In our last blog, you identified the negative impact always saying “Yes” or always saying “No” is having on you. Now you want to have that “difficult conversation” without a row, repeating old arguments, and having nothing change at the end of it. How do you begin?
You want to take a positive approach. You want to make your point without being aggressive. You need assertiveness without anger, but it can be very hard to achieve when emotions run high. Being assertive is about standing up for your rights, while respecting the rights of others.
There’s a great book on this subject: Crucial Conversations (Kerry Patterson et al McGraw Hill 2002). For anyone who wants to delve into this topic, it’s worth a read. There’s plenty on YouTube too: https://youtu.be/uc3ARpccRwQ I’ve applied some of their techniques on the examples below.
Ask yourself three questions before communicating on important or challenging topics.

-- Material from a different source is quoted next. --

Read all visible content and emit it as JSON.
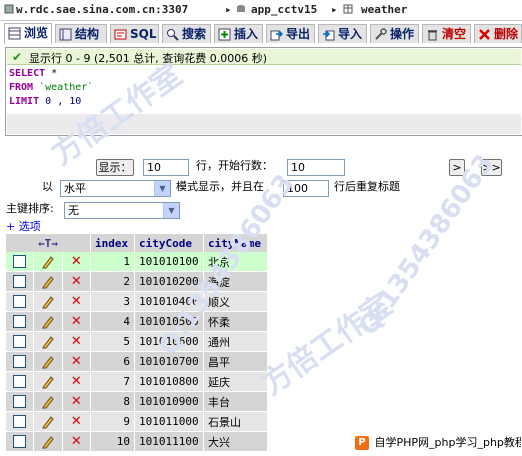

- What do I really want for myself? (ME)
- What do I really want for the other person? (THEM)
- What do I really want for the relationship? (AFTERWARDS)
Common Interference includes:
- Wanting to Win (in order for me to get what I want, you have to lose)
- Seeking Revenge (forget the discussion, I’m going to put you back in your box)
- Hoping to Remain Safe (if I don’t do anything, it won’t get any worse, and I can put up with things even though I’m not happy with them)
Firstly, clarify what I really want. “I want my colleague to send in his paperwork on time. I’m really tired of running after him and doing his work for him”.
Secondly, clarify what I really don’t want. “I don’t want to have a useless and heated conversation that creates bad feelings and doesn’t lead to change”
The most important word to remember is: AND. Is there a way to tell my colleague my real concerns and not insult him? How do I talk to my neighbours about the annoying way they park and not come across as demanding or self-righteous? Is there a way to talk to my husband or wife about money and not get into a row?
STARTING OUT Work on ME first. (Remember, the only person I can directly control is myself).
Focus on What I really want. When I find myself clamming up or getting angry, STOP, and pay attention to my motives. Ask myself some questions:
- What does my behaviour tell me about my motives?
- What do I want for myself? For others? For the Relationship?
- How would I behave if this was what I really wanted?
Understand my emotions before I start (e.g. I’m angry with him because he creates extra work for me), and then leave them out (if I’m angry, he’ll react to my anger, not his behaviour)
Start with facts, not feelings (Play the ball, not the man).
“You haven’t returned our biggest sales prospect’s three telephone messages” FACT (playing the ball). VERSUS “You never do what I say” (judgmental – playing the man).
Have the conversation. Discuss expectations and responsibilities from both perspectives. Perhaps there’s a genuine reason the task wasn’t completed. (If there’s no barrier, then it’s now out in the open.) Make sure you both know who’s doing what, by when.
End with clarity. Don’t leave things loose. A great question to ask before you close the conversation, “What could stop this happening?” If there’s an agreement to return calls on time in future, and this doesn’t happen – the next conversation is not about the same issue – returning phone calls – but about what prevented him keeping his promise.
The best way to implement this technique is by addressing one issue that’s eating at you right now. Start with a single instance. It gives you the chance to think about your approach. Know what you want to achieve for you, the other person, and the relationship afterwards.
Take the positive approach – you can have crucial conversations with confidence. We’d love you to share some examples of how you get on.